It’s easy to get swept up by the high-profile devices. If you’re a fan of technology in general, then hearing about everything a flagship device has tucked inside of it, or the laundry list of things it can do, is enough to make you want to start throwing money at whatever it is that has your attention at the time. Of course, as fans of technology, we know that it won’t be too long before everything we love about the devices of today will get replaced in one way or another. Sometimes, even sooner than we ever expected.
When we look at devices like the iPhone 6, Samsung’s Galaxy Note 4, HTC’s One (M8), Motorola’s new Moto X or LG’s G3, we all just assume that those devices are going to work — and work well — because of the specifications that are shoved into their frames. After all, you can’t have all that great tech and have a handset that functions poorly, right? (Wink with me now.) And, considering many of us want to keep at least one of these phones for longer than a few months, we need them to work over an extended period of time, and through several hours of daily usage.

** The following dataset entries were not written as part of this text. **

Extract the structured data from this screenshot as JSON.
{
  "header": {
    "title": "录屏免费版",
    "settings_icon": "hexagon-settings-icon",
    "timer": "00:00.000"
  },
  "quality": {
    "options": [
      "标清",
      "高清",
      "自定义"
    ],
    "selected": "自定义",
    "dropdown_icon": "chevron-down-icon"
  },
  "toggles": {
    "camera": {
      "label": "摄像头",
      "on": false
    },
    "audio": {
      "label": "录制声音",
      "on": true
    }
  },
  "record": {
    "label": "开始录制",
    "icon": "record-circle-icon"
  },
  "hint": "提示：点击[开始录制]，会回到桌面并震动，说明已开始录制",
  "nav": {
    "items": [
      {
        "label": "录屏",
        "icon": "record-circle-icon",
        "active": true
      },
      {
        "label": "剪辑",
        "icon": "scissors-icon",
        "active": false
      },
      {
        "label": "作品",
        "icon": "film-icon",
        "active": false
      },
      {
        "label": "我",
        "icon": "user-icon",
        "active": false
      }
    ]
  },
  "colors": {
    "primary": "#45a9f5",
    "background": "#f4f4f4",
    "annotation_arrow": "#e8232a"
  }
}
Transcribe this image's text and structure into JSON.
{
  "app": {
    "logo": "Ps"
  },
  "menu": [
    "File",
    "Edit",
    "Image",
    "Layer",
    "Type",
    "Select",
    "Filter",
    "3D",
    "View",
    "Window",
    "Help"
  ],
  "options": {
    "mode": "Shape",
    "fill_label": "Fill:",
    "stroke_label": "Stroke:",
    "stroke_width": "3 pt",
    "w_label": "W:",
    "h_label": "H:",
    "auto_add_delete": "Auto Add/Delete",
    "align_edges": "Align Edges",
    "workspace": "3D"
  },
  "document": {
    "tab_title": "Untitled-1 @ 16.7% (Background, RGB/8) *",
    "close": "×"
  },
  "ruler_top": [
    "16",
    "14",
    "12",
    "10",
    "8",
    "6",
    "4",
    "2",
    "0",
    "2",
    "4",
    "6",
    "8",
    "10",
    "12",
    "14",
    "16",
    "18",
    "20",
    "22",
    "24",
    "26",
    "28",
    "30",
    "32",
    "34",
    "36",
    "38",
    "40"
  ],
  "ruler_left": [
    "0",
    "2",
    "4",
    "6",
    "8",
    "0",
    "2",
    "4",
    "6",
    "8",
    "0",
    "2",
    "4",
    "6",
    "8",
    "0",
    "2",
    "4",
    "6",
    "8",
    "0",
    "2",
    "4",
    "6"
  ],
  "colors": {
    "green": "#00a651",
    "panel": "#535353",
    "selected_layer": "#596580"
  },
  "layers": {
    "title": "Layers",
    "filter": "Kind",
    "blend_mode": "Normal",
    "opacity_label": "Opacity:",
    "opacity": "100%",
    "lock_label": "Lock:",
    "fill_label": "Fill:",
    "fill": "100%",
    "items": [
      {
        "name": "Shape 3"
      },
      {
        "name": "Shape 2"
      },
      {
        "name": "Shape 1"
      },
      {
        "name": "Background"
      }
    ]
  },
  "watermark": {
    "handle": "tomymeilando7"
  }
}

I’ve spoken with a few people who have told me that they only buy the high-end devices because they just want to have a device they know, beyond a shadow of a doubt, that it will keep working for as long as they need it to. Even if that’s just a year, or somewhere in between then and two years, they buy the devices with powerful quad-core processors, a lot of RAM, more built-in storage, and whatever else makes it to a bullet point list of features to make sure they’re getting the best of the best.
Which means when a device like last year’s Moto G gets revealed as an upcoming device for a major network like AT&T, those same individuals don’t even look twice at it. Sure, they’d certainly consider a new Moto G, and definitely the new Moto X, but last year’s model? That’s working in the wrong direction.
But, that price tag.
The original Moto G isn’t a terrible device in the slightest. In fact, for the price, it may have even been a better option for many people rather than the original Moto X. But, it has indeed already been replaced by a newer model, with better stats across the board, and one that’s available right now unlocked through Motorola directly. So, I can understand why some folks would rather just spend a bit more to get the newer model.
But spending a lot of money on new, high-end phones every year, or even sooner, can get pricey — especially depending on how you get your hands on them. So, maybe for the people who want to get new phones every year, but don’t want to pay the hefty price tag, these other options are the best bet.
My question to you all is: are you sticking with the high-end flagships, or have you found a happier place with the mid-range devices that offer stable performance without the sharp price tag? Let me know.